> **EXERCISE BRIEF**: From the records, pick out and copy each line containing "September".

> **EXTRACTED DATA**:
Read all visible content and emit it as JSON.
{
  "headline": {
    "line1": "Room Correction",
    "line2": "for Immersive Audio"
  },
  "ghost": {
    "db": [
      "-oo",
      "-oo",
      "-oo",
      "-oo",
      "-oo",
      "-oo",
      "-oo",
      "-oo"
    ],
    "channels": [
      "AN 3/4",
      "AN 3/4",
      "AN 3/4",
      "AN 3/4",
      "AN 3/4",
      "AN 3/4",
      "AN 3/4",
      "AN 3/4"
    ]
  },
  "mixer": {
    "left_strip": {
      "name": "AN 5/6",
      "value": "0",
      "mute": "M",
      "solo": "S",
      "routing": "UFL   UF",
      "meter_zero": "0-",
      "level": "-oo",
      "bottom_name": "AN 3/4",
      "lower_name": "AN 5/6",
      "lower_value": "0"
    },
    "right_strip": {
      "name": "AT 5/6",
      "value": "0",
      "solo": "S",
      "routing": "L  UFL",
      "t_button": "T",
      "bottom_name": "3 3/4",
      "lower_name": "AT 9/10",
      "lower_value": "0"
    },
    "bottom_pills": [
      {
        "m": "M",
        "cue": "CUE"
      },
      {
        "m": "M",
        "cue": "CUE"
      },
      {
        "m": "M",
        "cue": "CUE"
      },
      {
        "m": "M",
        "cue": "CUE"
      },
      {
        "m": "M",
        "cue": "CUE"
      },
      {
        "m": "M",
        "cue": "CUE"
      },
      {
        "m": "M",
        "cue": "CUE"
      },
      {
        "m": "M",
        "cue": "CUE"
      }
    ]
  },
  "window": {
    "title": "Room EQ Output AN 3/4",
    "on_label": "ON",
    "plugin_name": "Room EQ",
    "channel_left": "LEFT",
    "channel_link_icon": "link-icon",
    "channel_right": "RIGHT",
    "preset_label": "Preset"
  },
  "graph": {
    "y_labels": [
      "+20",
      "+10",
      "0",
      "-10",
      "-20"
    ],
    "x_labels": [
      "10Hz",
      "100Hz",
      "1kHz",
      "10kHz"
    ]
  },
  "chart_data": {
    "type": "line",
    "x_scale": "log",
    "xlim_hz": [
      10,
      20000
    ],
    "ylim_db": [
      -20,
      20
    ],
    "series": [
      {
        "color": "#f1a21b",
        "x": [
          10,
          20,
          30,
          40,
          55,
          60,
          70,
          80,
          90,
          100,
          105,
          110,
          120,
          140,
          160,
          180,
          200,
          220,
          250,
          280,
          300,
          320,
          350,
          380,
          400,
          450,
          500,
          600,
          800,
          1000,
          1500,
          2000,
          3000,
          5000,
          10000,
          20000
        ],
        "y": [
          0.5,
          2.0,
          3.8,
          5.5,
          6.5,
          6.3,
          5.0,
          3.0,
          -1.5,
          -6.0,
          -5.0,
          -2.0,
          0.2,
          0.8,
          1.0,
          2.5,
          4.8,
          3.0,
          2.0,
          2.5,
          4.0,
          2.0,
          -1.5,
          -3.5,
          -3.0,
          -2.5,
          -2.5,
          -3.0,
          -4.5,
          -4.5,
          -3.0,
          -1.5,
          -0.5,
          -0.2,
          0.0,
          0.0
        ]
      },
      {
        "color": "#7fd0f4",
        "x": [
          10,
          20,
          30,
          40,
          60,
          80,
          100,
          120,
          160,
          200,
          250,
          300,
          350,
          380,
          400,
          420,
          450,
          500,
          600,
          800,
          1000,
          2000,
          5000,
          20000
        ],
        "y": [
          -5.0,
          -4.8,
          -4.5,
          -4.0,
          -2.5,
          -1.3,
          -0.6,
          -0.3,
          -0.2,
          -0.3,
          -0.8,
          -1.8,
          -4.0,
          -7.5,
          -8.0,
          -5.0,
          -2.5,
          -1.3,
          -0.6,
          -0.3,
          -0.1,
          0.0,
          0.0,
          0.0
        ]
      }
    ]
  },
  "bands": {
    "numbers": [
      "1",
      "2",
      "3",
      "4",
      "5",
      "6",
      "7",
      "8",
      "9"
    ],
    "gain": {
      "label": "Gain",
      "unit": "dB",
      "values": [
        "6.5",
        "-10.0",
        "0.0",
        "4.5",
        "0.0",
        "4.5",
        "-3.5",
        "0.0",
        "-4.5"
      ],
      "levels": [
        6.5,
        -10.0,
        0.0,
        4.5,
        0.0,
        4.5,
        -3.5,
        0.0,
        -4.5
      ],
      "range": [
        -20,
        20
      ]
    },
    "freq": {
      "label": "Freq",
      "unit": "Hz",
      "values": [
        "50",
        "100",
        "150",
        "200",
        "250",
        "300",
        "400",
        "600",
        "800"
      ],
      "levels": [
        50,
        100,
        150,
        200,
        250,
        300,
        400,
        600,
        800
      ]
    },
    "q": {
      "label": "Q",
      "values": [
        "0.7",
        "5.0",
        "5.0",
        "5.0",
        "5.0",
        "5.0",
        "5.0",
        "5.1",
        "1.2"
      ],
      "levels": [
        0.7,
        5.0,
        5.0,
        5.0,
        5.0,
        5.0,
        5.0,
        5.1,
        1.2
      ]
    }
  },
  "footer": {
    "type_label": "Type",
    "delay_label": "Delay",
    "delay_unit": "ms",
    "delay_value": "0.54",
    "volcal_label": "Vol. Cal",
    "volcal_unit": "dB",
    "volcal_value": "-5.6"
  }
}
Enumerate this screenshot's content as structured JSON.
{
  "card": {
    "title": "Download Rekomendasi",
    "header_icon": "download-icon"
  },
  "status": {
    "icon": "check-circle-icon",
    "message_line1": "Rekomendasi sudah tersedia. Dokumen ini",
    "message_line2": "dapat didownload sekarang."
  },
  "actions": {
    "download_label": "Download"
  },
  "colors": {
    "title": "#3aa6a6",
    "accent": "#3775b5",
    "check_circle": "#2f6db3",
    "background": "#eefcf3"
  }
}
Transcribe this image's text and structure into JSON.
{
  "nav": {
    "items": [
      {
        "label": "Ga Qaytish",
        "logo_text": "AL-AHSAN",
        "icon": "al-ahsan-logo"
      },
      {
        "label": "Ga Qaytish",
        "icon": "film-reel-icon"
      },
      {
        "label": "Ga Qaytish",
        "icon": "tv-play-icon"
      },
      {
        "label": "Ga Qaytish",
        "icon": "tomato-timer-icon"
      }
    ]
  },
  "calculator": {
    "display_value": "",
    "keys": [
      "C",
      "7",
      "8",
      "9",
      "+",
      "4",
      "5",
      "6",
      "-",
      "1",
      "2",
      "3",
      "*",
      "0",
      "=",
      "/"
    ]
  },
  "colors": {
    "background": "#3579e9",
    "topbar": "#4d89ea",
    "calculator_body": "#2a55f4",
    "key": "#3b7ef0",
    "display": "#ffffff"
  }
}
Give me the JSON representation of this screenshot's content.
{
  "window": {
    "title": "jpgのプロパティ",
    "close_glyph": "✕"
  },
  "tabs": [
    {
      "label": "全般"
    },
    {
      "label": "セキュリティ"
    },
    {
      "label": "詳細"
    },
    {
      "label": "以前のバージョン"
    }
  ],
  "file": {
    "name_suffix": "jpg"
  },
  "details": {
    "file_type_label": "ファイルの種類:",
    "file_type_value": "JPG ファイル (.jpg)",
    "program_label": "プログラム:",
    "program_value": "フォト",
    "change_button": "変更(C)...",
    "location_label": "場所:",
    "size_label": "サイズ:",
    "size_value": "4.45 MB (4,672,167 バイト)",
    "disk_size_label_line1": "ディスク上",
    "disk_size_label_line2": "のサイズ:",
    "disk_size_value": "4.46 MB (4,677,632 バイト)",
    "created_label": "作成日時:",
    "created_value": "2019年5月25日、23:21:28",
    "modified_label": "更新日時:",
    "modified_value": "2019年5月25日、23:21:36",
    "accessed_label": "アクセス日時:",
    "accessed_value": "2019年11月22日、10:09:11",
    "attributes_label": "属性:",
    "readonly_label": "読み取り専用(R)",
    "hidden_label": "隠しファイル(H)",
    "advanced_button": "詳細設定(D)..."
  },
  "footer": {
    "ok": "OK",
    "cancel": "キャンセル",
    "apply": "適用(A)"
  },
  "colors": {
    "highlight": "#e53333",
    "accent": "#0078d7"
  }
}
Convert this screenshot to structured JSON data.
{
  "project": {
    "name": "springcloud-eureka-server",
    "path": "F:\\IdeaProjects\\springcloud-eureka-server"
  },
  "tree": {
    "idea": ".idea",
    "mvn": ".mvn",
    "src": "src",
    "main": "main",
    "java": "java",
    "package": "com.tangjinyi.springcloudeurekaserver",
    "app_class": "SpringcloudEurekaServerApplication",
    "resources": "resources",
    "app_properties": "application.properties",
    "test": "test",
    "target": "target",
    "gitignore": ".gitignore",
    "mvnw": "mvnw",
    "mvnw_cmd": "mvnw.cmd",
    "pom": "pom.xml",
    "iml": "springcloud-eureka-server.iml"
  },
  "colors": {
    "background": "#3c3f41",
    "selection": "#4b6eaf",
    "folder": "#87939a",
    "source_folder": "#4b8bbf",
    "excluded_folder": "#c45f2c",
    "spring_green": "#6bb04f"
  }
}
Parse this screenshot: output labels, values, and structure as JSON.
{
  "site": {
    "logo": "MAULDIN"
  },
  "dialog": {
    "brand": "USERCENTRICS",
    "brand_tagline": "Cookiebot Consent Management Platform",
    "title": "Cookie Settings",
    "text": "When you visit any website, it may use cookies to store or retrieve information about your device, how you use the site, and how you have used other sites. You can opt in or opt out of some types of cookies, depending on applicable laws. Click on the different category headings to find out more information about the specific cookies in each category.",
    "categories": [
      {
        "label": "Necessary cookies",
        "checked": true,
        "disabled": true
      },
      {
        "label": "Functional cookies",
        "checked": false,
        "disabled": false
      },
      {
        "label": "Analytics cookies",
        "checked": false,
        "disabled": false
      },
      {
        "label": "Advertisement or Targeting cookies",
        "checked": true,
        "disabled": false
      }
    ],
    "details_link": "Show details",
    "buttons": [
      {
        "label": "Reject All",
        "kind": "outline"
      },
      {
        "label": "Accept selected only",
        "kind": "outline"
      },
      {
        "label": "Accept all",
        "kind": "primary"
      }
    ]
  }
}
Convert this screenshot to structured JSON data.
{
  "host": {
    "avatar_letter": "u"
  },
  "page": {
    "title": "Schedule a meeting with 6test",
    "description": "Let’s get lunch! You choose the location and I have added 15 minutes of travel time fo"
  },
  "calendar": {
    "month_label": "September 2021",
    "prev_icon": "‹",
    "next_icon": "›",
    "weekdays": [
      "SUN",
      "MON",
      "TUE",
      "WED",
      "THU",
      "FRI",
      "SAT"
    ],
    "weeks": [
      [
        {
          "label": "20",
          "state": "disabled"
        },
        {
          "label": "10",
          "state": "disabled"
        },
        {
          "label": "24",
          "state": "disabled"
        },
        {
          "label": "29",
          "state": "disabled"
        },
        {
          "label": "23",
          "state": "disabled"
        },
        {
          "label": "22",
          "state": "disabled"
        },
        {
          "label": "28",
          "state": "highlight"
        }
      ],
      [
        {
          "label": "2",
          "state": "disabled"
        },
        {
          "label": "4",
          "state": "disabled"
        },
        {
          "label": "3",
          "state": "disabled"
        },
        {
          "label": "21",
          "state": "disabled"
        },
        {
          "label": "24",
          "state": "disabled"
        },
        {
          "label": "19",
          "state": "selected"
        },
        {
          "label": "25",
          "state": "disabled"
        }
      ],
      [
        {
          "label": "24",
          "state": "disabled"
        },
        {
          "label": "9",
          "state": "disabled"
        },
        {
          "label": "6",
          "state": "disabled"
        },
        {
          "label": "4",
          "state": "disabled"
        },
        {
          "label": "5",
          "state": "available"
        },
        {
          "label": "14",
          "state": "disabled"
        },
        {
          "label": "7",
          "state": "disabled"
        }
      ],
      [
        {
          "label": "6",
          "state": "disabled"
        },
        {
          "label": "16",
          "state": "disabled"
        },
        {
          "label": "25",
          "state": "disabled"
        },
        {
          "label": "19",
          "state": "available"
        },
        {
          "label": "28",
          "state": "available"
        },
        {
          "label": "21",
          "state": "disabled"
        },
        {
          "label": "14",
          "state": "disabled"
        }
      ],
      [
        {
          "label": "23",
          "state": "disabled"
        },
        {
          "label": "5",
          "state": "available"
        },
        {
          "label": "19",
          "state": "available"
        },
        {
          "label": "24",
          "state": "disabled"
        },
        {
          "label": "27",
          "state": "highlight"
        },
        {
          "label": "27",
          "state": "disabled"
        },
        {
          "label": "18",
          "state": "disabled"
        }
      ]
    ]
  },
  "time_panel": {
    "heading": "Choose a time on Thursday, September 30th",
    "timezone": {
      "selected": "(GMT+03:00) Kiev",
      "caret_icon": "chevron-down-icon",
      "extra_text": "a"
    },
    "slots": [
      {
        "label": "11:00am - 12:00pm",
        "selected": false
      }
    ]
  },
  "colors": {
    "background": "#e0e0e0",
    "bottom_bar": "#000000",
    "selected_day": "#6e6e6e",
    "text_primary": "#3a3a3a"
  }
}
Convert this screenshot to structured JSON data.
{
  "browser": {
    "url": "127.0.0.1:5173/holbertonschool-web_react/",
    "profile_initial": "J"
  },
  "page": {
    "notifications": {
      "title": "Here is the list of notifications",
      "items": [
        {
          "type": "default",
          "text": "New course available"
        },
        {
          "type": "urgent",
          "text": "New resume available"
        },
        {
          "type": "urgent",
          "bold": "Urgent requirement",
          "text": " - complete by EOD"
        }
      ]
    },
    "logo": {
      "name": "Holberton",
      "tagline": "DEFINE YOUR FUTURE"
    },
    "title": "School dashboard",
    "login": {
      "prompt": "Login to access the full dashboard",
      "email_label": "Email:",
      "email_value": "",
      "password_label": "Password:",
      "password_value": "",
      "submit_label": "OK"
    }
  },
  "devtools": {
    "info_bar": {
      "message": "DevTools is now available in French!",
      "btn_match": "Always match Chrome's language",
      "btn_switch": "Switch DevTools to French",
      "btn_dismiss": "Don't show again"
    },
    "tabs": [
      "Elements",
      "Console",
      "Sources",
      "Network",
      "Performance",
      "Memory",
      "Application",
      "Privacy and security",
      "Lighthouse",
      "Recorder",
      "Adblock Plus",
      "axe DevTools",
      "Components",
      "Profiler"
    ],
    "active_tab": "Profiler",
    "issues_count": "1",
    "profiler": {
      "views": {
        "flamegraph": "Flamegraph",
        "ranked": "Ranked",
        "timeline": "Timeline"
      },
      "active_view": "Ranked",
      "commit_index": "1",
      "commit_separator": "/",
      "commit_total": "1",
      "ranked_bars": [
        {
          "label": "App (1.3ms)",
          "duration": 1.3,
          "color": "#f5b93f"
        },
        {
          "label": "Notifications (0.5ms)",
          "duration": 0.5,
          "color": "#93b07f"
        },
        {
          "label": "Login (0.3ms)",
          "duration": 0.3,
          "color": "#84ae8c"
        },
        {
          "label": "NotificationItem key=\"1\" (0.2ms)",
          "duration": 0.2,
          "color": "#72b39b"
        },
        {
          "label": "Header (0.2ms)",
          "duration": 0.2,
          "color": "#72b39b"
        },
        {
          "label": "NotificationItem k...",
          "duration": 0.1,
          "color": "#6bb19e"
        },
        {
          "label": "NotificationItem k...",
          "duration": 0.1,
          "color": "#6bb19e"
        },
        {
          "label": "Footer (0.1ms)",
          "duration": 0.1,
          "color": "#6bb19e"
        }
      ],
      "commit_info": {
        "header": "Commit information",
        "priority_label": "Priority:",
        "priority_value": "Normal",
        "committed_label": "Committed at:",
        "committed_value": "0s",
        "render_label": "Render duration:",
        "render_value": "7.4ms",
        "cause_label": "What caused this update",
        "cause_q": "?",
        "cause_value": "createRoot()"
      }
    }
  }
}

> **RESULT**:
    "month_label": "September 2021",
    "heading": "Choose a time on Thursday, September 30th",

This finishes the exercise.